The paintwork style was introduced towards the end of the First World War, with the various shapes, angles and colours intended to confuse enemies trying to identify and target ships.
However, the 21st-century revival of the paint scheme is a nod to naval history, rather than an operational move, and is set to be applied across the entire Batch 2 River-class Offshore Patrol Vessel fleet.
HMS Spey is the fifth and final of the Navy's new Offshore Patrol Vessels, formally joining the service earlier this year.
Spey's makeover comes after HMS Tamar also received the camouflage paint job last month at Falmouth, Cornwall, ahead of her deployment to the Asia-Pacific region.
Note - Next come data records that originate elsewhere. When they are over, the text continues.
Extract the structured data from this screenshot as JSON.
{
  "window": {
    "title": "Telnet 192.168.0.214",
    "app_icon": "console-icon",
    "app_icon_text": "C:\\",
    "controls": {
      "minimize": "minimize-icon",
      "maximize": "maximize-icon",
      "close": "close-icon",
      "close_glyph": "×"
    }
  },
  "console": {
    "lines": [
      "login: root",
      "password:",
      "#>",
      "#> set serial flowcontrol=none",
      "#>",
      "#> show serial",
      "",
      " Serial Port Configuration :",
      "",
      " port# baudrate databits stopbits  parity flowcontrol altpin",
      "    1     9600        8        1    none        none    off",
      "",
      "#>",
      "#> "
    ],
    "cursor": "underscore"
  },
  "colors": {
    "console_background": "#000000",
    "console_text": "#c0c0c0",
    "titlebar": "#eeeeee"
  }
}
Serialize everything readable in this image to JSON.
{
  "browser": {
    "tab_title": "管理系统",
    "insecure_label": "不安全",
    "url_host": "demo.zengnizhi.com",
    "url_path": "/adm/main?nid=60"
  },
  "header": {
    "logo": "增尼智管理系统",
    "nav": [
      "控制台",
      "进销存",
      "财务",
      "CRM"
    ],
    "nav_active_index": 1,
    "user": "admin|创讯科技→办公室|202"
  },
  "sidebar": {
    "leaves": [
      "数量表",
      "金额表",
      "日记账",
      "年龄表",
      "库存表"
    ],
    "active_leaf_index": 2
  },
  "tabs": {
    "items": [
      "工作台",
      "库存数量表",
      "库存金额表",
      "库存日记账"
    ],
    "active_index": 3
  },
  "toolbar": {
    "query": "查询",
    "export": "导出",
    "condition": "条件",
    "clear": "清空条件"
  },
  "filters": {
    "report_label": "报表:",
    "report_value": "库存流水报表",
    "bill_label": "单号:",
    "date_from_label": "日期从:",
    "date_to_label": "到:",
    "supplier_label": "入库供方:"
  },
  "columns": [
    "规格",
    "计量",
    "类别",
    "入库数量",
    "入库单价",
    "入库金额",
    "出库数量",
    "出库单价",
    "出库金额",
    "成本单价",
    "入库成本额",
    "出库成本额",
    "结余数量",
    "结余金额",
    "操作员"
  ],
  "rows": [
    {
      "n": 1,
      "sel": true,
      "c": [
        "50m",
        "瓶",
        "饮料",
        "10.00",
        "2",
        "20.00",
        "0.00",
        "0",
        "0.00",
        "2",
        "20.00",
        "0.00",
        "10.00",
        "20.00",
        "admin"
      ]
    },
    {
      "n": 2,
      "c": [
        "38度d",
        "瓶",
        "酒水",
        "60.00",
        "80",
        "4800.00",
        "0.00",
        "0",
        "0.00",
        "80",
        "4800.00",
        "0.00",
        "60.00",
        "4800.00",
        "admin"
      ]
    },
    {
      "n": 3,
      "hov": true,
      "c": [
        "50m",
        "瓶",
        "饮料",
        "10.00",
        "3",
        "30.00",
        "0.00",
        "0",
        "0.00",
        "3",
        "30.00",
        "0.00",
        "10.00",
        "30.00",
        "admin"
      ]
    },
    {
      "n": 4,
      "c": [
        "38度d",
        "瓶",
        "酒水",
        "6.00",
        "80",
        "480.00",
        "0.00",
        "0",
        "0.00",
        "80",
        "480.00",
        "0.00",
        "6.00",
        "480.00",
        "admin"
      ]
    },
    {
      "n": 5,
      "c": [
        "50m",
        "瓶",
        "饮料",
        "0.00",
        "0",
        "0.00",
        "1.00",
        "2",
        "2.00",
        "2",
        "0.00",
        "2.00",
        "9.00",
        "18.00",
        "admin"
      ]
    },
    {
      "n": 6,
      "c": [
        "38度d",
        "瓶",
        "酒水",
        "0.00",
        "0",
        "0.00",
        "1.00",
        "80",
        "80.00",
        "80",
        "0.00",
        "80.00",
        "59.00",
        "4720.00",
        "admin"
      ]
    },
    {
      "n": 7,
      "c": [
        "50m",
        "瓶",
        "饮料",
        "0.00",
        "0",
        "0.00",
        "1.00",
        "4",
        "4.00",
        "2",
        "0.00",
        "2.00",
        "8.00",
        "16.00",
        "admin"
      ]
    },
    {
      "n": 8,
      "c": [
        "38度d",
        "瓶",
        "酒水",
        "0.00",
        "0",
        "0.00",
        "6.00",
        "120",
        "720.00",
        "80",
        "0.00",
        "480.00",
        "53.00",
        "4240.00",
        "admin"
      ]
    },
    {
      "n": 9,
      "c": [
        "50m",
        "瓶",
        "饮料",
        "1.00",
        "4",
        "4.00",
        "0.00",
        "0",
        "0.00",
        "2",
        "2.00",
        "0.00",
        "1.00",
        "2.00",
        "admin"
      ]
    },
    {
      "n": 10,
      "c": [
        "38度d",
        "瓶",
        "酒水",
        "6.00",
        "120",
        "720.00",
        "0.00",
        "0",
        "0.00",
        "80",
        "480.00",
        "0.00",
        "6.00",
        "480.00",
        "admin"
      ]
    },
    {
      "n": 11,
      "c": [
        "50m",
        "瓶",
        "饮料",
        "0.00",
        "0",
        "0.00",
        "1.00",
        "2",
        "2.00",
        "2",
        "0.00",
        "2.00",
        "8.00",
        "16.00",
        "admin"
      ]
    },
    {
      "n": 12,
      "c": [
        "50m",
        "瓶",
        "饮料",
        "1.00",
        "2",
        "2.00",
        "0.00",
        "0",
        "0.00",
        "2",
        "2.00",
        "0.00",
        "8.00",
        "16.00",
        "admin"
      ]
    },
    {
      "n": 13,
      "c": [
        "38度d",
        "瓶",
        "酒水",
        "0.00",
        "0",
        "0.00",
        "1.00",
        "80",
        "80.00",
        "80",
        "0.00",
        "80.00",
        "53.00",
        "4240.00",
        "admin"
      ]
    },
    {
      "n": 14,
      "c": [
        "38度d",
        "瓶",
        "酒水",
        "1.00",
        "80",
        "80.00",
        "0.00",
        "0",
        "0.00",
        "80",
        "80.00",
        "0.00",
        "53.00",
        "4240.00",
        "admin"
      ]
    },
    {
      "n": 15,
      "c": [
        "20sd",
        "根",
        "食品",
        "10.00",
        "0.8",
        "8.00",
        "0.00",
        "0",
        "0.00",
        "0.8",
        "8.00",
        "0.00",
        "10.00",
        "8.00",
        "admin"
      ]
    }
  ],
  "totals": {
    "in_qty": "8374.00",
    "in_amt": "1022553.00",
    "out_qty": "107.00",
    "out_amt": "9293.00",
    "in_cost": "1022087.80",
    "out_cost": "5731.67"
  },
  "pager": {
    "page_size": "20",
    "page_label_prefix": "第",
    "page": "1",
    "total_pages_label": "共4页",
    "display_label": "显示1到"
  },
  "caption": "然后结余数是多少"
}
It is thought to have been the first time the paint scheme had been applied to a serving Royal Navy ship since the Second World War.
Watch: HMS Tamar at sea las month following her 'dazzle' makeover.
Cover image: HMS Spey with new dazzle camouflage paintwork (Picture: HMS Spey Twitter).